Why make a documentary about underground electronic music?

“Speaking in Code is a documentary that follows DJs, producers, promoters and journalists as they both struggle and find success.

“There has never been an electronic music documentary before this one that has gone this deep into this world and in a very real way.

“We are editing down 235 hours of intimate and sometimes hilarious, sometimes sad, verite and interview footage that shows what it is really like to be living a life guided by electronic music.

“I wanted to make a documentary that broke stereotypes and told a real story about people who make, promote, play, distribute and love electronic music.

“Speaking in Code has a beginning, a middle and an end, but it is also representative on some level of all electronic music culture.”

What did you learn about electronic music whilst making Speaking In Code?

“I learned a little about everything – the process of making a track, hardware, software, digital versus analog, club culture, various electronic music lifestyles, the business of electronic music, and my way around a few cities in Europe but more than anything I came to understand in a very real way what drives people to live their entire lives for music – addiction.

“Addiction to the sounds: the bass drum, the high hat, the snare.

“It’s an addiction to the feeling a track gives you that won’t let go – that won’t let you stop dancing or won’t let you stop listening. 

“I have loved electronic music for a long time, but I after being immersed in electronic music culture in a more intense way alongside the people living electronic music lifestyles (while we were shooting the documentary) I have a much deeper understanding of why people fall in love with music.”

Why do you think there are so many people worldwide who are embracing electronic music culture?

“Aside from the obvious answer that there is a lot of good electronic music out there these days (and also still a lot of copycat and cookie cutter tracks as well) cultural shifts, media overload, overstimulus, and the pervasive presence of technology are all possibilities for why people are embracing electronic music culture.

“It is an escape from the world that still acknowledges technology.

“Electronic music can push the boundaries of music while also inciting people to dance.

“And it’s fun to love electronic music when there are so many beautiful venues with great DJs and producers performing worldwide.

“Part of it can certainly be traced to organisers and promoters becoming more organised with social networking and communication technology and thus capable of putting on larger festivals and shows that draw larger crowds.”

Do you think dance music can change the world?

“I believe that there certainly can be a palpable Utopian vibe that floats over some mass and even small gatherings (open air raves, festivals, watching your favorite DJ or producer perform), but is that going to translate into world changing global unity and peace?

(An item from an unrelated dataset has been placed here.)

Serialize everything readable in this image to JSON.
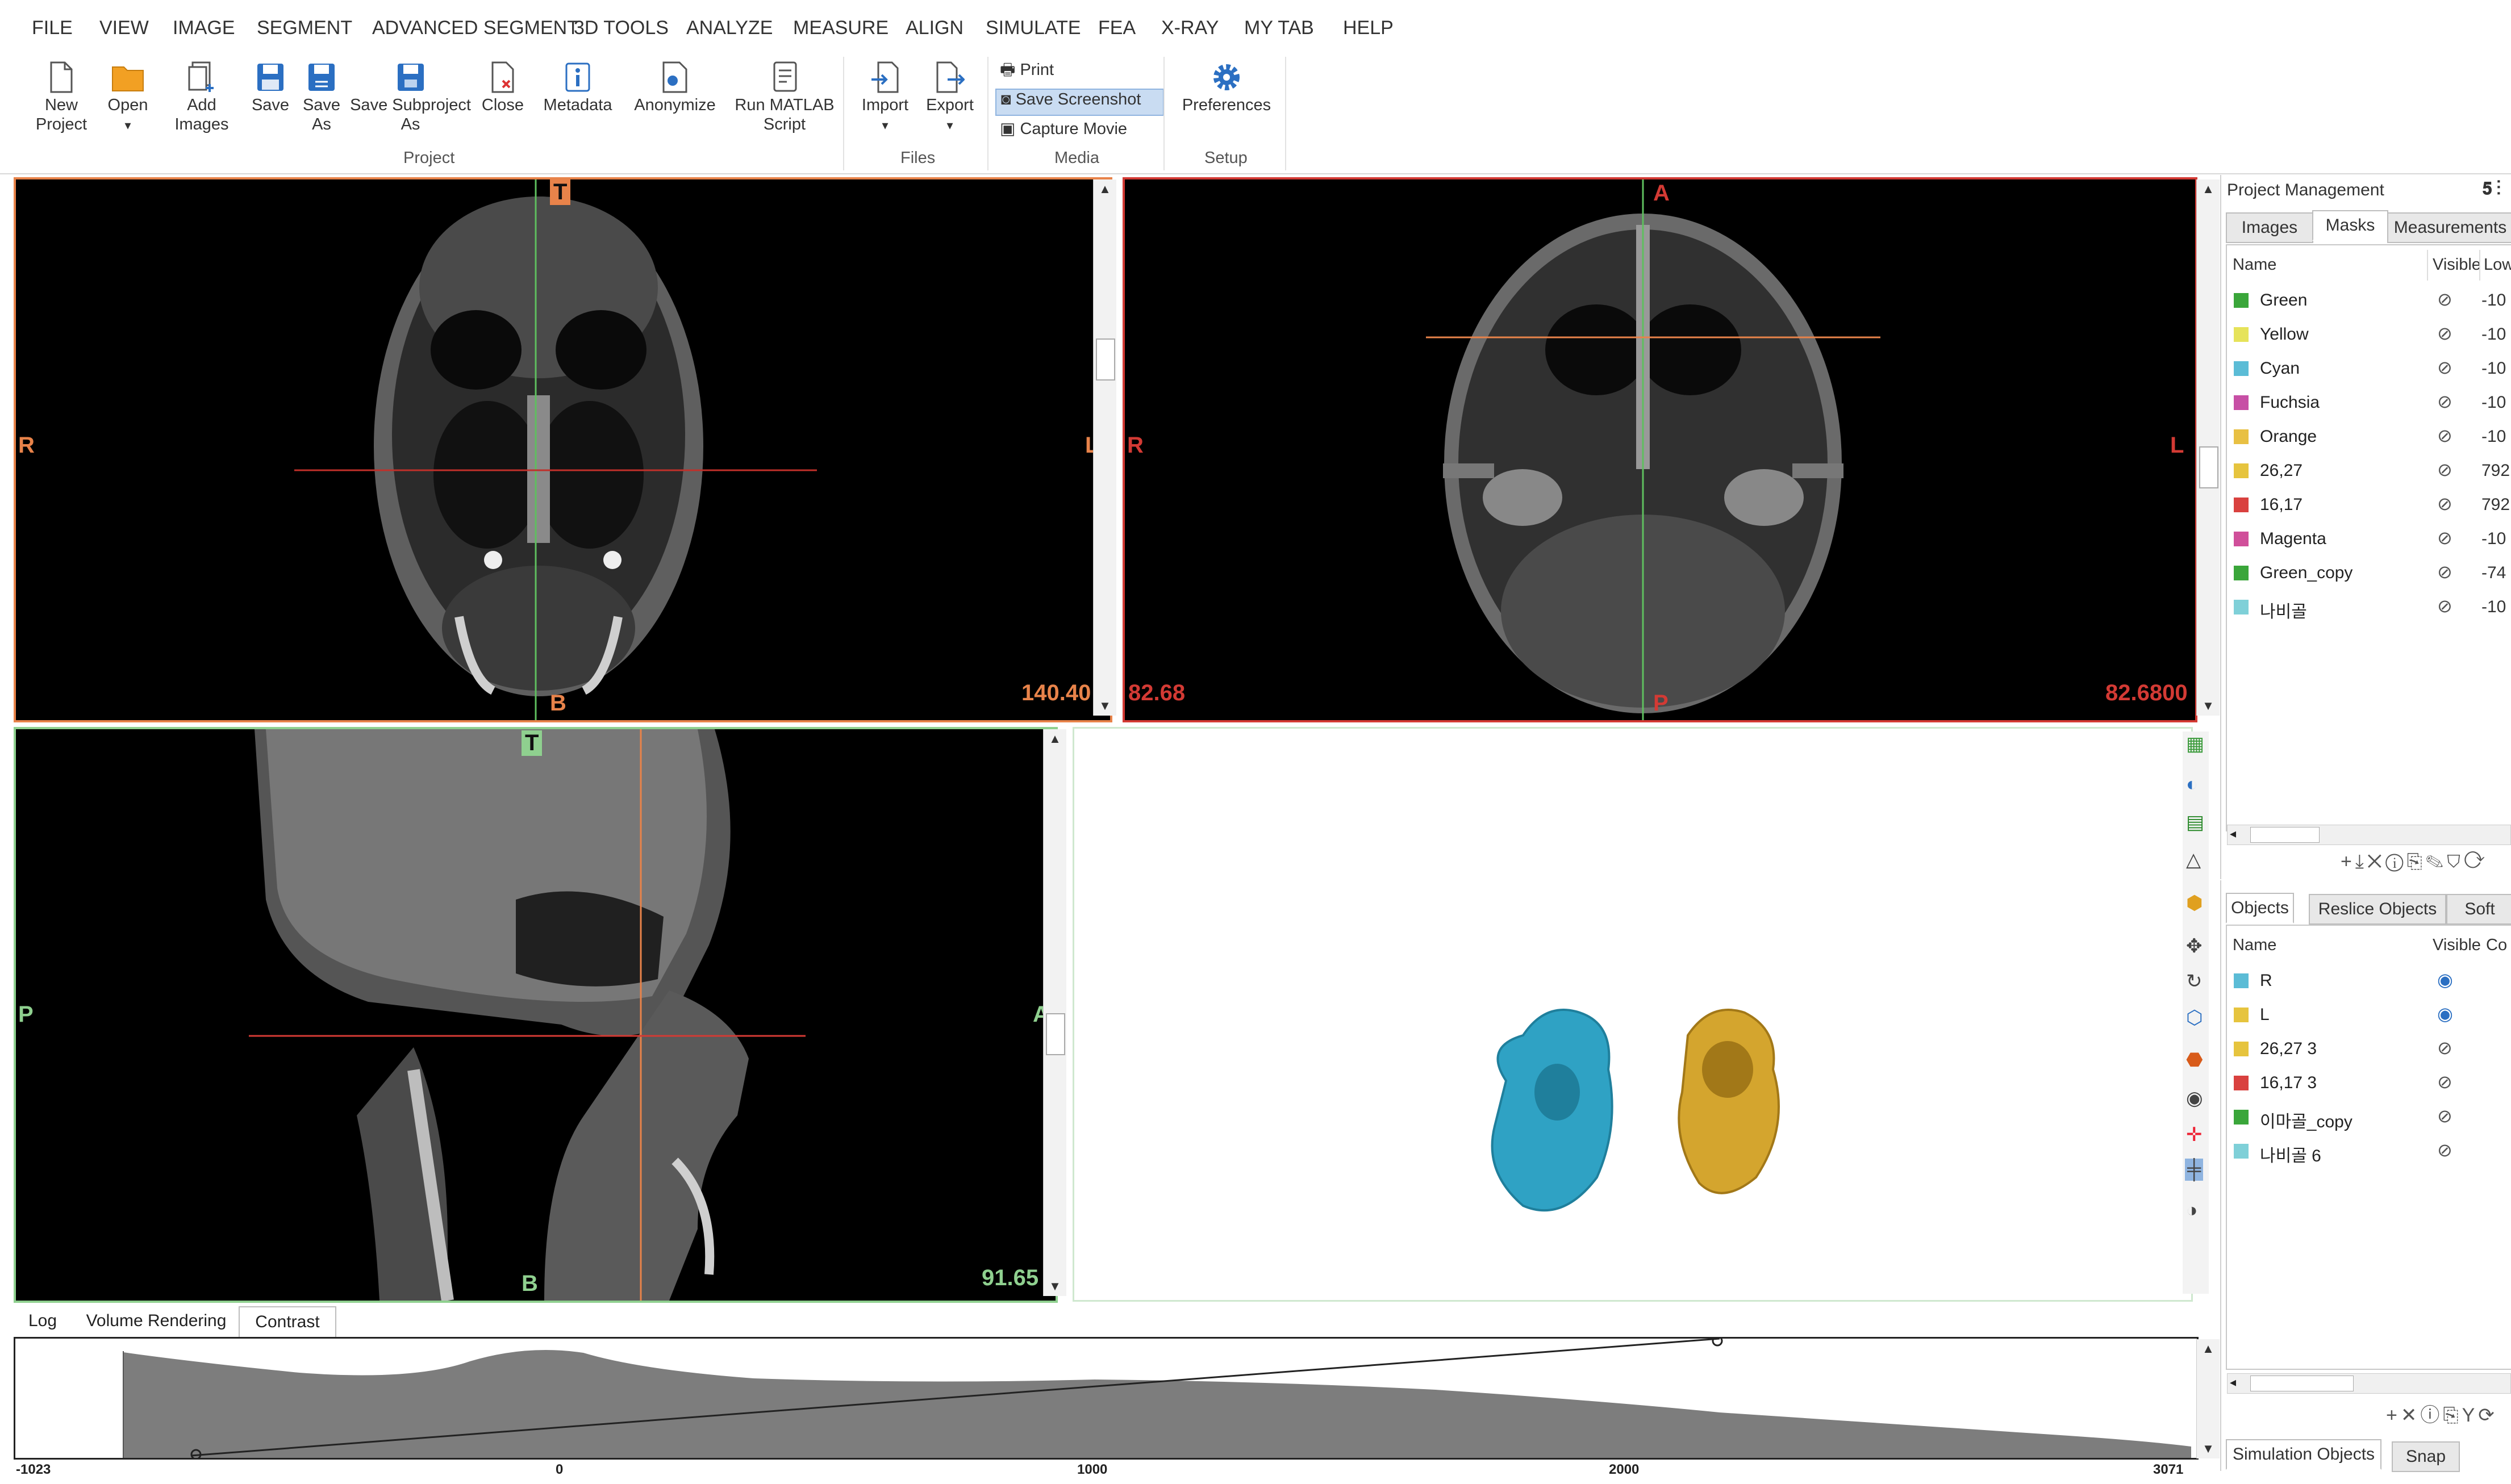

No.

“It does however promote a global sense of community and a sense of belonging for people who love electronic music.

“The DIY spirit of techno did change the music industry and thus the world on some level.

“One person was/is able to create all of their music without paying for expensive studio time and without a major label marketing, promotion and distribution machine behind them.

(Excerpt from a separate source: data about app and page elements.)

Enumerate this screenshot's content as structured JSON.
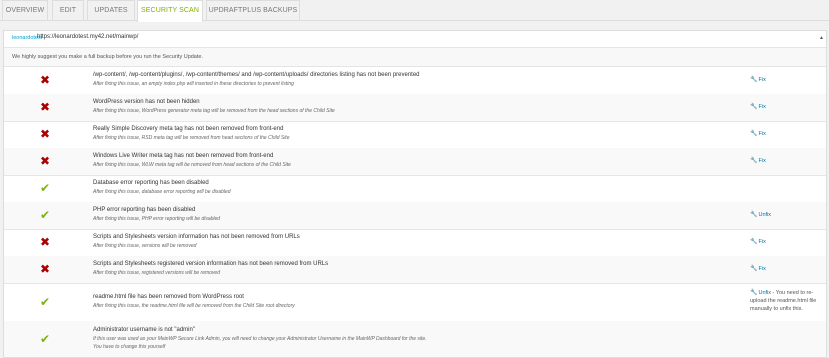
{
  "tabs": [
    {
      "label": "OVERVIEW",
      "active": false
    },
    {
      "label": "EDIT",
      "active": false
    },
    {
      "label": "UPDATES",
      "active": false
    },
    {
      "label": "SECURITY SCAN",
      "active": true
    },
    {
      "label": "UPDRAFTPLUS BACKUPS",
      "active": false
    }
  ],
  "site": {
    "name": "leonardotest",
    "url": "https://leonardotest.my42.net/mainwp/"
  },
  "notice": "We highly suggest you make a full backup before you run the Security Update.",
  "colors": {
    "accent": "#7fb100",
    "bad": "#aa0000",
    "good": "#7ab317",
    "link": "#0073aa"
  },
  "checks": [
    {
      "status": "bad",
      "icon": "cross-icon",
      "title": "/wp-content/, /wp-content/plugins/, /wp-content/themes/ and /wp-content/uploads/ directories listing has not been prevented",
      "desc": "After fixing this issue, an empty index.php will inserted in these directories to prevent listing",
      "action": "Fix"
    },
    {
      "status": "bad",
      "icon": "cross-icon",
      "title": "WordPress version has not been hidden",
      "desc": "After fixing this issue, WordPress generator meta tag will be removed from the head sections of the Child Site",
      "action": "Fix"
    },
    {
      "status": "bad",
      "icon": "cross-icon",
      "title": "Really Simple Discovery meta tag has not been removed from front-end",
      "desc": "After fixing this issue, RSD meta tag will be removed from head sections of the Child Site",
      "action": "Fix"
    },
    {
      "status": "bad",
      "icon": "cross-icon",
      "title": "Windows Live Writer meta tag has not been removed from front-end",
      "desc": "After fixing this issue, WLW meta tag will be removed from head sections of the Child Site",
      "action": "Fix"
    },
    {
      "status": "good",
      "icon": "check-icon",
      "title": "Database error reporting has been disabled",
      "desc": "After fixing this issue, database error reporting will be disabled",
      "action": ""
    },
    {
      "status": "good",
      "icon": "check-icon",
      "title": "PHP error reporting has been disabled",
      "desc": "After fixing this issue, PHP error reporting will be disabled",
      "action": "Unfix"
    },
    {
      "status": "bad",
      "icon": "cross-icon",
      "title": "Scripts and Stylesheets version information has not been removed from URLs",
      "desc": "After fixing this issue, versions will be removed",
      "action": "Fix"
    },
    {
      "status": "bad",
      "icon": "cross-icon",
      "title": "Scripts and Stylesheets registered version information has not been removed from URLs",
      "desc": "After fixing this issue, registered versions will be removed",
      "action": "Fix"
    },
    {
      "status": "good",
      "icon": "check-icon",
      "title": "readme.html file has been removed from WordPress root",
      "desc": "After fixing this issue, the readme.html file will be removed from the Child Site root directory",
      "action": "Unfix",
      "action_note": " - You need to re-upload the readme.html file manually to unfix this."
    },
    {
      "status": "good",
      "icon": "check-icon",
      "title": "Administrator username is not \"admin\"",
      "desc": "If this user was used as your MainWP Secure Link Admin, you will need to change your Administrator Username in the MainWP Dashboard for the site.",
      "desc2": "You have to change this yourself",
      "action": ""
    }
  ]
}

“With the advent and availability of technology and new independent distribution there is no longer the need for major corporations.

“I should be clear that Speaking in Code is not all about global unity and peace through dance music – it is much more grounded and based on the realities of living an electronic music lifestyle – although fans might get a sense of utopia through some of the sequences we’ve shot.

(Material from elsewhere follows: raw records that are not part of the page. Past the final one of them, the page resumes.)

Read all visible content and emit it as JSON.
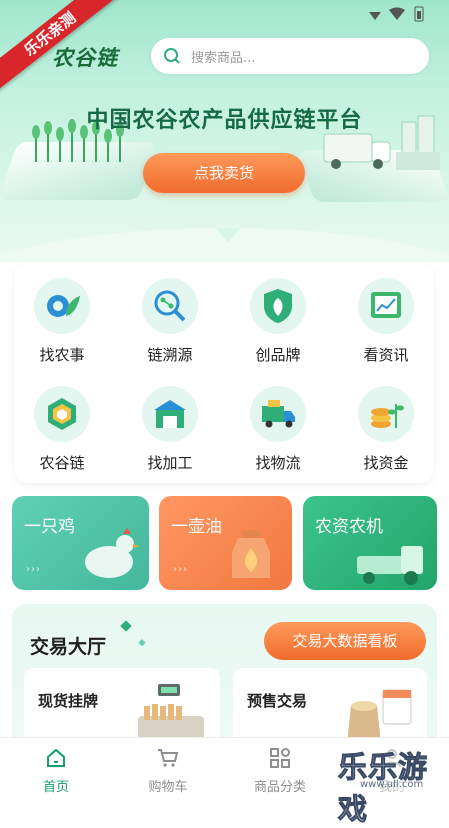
{
  "watermark_ribbon": "乐乐亲测",
  "app": {
    "logo_text": "农谷链"
  },
  "search": {
    "placeholder": "搜索商品..."
  },
  "hero": {
    "title": "中国农谷农产品供应链平台",
    "cta_label": "点我卖货"
  },
  "services": [
    {
      "label": "找农事",
      "icon": "gear-leaf-icon"
    },
    {
      "label": "链溯源",
      "icon": "magnifier-network-icon"
    },
    {
      "label": "创品牌",
      "icon": "shield-leaf-icon"
    },
    {
      "label": "看资讯",
      "icon": "chart-board-icon"
    },
    {
      "label": "农谷链",
      "icon": "layered-hexagon-icon"
    },
    {
      "label": "找加工",
      "icon": "factory-icon"
    },
    {
      "label": "找物流",
      "icon": "truck-icon"
    },
    {
      "label": "找资金",
      "icon": "coins-plant-icon"
    }
  ],
  "categories": [
    {
      "title": "一只鸡",
      "color": "#52c6a9"
    },
    {
      "title": "一壶油",
      "color": "#f7874e"
    },
    {
      "title": "农资农机",
      "color": "#35b97a"
    }
  ],
  "trading_hall": {
    "title": "交易大厅",
    "dashboard_button": "交易大数据看板",
    "cards": [
      {
        "title": "现货挂牌"
      },
      {
        "title": "预售交易"
      }
    ]
  },
  "tabbar": [
    {
      "label": "首页",
      "icon": "home-icon",
      "active": true
    },
    {
      "label": "购物车",
      "icon": "cart-icon",
      "active": false
    },
    {
      "label": "商品分类",
      "icon": "grid-icon",
      "active": false
    },
    {
      "label": "我的",
      "icon": "user-icon",
      "active": false
    }
  ],
  "watermark": {
    "text": "乐乐游戏",
    "sub": "www.ull.com"
  },
  "colors": {
    "accent": "#17a06a",
    "orange": "#f06b2c",
    "title_green": "#166b46"
  }
}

“I think we do a good job at capturing that heart pounding feeling of entering a club or a large festival as the music is building the closer you get.”

Speaking In Code is work in a progress, with an expected release date sometime in 2008